[Source material — start]
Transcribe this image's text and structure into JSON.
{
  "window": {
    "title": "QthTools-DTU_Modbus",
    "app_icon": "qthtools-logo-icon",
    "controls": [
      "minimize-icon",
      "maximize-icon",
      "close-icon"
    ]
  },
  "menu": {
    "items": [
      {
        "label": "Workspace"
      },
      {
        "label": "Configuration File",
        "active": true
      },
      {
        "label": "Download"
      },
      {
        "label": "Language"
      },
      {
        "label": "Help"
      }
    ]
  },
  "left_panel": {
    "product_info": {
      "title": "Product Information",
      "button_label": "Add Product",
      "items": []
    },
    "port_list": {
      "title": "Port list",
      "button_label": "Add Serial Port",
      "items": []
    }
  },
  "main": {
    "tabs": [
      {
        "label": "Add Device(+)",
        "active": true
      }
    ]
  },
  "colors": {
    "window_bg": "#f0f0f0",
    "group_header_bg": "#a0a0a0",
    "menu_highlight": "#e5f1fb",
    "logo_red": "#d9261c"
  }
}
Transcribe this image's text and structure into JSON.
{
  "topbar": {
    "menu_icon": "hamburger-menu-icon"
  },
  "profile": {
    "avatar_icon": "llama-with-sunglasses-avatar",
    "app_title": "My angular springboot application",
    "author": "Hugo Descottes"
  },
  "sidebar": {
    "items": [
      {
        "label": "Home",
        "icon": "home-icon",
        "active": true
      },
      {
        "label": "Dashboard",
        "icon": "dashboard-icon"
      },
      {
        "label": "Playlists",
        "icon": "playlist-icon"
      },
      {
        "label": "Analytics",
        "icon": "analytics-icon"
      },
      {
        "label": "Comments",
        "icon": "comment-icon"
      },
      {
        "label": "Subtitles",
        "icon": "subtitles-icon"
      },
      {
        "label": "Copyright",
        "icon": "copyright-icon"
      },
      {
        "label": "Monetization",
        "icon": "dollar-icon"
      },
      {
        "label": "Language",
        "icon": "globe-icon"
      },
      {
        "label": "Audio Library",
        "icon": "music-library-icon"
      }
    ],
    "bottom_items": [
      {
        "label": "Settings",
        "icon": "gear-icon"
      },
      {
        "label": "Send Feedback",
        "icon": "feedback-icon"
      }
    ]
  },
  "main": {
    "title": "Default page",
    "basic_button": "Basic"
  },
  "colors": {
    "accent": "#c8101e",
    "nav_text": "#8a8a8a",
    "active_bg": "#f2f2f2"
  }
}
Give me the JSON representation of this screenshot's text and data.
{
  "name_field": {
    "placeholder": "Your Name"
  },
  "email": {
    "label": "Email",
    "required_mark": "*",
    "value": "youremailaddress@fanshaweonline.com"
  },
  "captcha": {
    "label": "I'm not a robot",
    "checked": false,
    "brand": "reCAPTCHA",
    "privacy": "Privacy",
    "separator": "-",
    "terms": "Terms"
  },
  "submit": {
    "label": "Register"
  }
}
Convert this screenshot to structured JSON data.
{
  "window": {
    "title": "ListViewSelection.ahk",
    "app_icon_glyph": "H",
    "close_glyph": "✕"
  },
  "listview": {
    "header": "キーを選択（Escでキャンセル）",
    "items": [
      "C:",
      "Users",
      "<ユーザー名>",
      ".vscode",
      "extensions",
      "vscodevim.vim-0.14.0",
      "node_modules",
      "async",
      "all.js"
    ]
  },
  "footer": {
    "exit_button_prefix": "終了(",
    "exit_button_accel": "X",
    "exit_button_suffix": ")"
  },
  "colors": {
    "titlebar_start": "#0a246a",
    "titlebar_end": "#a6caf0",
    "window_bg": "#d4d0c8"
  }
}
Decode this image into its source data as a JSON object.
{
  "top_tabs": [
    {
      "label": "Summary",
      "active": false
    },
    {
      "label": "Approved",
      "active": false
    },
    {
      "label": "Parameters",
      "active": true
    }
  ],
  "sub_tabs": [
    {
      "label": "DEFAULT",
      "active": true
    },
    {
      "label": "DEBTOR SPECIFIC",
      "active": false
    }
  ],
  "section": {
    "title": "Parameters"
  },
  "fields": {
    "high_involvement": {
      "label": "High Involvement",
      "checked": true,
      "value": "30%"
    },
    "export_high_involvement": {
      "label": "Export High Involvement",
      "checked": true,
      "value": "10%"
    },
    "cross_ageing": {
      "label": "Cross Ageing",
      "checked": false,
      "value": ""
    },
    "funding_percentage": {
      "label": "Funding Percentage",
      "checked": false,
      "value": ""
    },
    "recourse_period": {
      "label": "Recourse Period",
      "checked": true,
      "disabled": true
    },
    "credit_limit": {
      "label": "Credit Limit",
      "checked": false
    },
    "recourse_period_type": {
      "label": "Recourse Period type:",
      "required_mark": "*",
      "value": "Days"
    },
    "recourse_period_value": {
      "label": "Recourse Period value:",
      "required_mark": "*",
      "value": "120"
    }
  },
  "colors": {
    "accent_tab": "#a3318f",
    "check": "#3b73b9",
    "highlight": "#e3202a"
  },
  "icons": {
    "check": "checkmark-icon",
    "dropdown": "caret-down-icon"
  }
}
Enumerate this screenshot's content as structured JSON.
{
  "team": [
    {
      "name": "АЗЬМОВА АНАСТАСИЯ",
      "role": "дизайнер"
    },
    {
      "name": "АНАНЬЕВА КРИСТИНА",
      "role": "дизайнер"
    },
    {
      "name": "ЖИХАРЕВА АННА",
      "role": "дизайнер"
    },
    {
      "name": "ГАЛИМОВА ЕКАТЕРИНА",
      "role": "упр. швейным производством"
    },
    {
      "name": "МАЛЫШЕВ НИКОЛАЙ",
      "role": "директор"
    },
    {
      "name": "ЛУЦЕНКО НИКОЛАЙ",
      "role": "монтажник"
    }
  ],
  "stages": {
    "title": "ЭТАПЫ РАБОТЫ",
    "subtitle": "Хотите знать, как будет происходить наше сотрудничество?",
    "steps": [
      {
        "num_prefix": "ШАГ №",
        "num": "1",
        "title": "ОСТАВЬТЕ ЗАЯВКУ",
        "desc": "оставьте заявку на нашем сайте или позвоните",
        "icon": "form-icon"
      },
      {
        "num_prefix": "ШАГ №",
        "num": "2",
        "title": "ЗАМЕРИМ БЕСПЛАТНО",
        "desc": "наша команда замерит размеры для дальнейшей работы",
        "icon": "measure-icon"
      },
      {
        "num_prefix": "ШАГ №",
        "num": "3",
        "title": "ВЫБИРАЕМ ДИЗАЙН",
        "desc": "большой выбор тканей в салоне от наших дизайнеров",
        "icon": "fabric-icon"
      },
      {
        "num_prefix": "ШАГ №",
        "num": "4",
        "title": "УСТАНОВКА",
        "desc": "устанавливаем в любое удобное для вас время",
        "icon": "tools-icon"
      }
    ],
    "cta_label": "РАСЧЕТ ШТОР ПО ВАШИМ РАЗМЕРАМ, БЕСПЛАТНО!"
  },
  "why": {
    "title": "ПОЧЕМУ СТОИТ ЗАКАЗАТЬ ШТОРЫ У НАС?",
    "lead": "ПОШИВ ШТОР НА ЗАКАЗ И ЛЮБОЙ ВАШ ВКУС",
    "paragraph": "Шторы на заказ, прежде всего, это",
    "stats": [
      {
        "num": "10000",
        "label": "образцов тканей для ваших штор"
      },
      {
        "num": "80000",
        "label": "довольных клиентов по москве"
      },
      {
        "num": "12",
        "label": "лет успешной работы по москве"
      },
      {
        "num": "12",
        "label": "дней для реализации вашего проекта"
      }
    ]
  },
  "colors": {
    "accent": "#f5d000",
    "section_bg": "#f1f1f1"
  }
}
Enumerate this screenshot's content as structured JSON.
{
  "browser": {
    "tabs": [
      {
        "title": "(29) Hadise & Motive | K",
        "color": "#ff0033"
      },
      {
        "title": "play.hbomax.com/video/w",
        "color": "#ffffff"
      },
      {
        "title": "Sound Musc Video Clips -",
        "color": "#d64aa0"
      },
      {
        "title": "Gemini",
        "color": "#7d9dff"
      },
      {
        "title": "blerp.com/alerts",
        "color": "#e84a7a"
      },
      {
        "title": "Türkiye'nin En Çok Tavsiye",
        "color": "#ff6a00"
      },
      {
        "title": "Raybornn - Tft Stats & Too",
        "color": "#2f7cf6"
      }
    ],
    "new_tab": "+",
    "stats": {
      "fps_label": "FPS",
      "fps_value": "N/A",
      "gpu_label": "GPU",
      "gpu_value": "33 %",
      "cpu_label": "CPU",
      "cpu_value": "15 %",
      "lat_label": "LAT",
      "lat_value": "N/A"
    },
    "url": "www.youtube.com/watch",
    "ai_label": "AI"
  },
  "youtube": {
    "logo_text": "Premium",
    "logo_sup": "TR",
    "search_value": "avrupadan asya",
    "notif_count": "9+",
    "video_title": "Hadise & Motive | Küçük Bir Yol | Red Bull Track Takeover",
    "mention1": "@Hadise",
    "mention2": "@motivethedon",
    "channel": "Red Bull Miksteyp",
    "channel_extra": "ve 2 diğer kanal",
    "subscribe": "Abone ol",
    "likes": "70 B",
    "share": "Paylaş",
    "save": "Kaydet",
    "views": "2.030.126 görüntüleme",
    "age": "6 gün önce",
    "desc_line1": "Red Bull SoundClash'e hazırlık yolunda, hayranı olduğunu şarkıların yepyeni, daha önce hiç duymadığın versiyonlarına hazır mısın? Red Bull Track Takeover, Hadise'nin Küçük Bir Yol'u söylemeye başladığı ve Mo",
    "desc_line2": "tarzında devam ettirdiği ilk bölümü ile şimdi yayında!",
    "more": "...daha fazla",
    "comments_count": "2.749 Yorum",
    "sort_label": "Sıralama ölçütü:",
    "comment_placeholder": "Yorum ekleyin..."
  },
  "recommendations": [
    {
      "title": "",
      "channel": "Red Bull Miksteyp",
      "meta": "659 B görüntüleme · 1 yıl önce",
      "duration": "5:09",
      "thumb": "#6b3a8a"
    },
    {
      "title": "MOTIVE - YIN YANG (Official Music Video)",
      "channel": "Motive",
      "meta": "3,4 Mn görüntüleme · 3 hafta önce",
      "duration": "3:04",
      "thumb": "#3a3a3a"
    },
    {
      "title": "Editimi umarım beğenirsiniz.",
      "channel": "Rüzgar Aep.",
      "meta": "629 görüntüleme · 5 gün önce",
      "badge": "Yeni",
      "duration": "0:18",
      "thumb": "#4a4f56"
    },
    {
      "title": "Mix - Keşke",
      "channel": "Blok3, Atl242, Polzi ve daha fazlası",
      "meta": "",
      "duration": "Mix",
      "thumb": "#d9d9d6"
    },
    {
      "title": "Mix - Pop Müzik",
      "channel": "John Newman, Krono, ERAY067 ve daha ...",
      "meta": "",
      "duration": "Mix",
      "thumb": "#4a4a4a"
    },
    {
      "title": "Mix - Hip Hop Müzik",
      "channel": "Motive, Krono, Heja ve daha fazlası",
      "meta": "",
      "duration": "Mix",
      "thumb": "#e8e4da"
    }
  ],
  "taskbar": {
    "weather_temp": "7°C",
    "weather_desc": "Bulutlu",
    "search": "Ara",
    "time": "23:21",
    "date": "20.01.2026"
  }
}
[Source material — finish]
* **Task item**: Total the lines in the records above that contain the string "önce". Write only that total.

* **Task result**: 5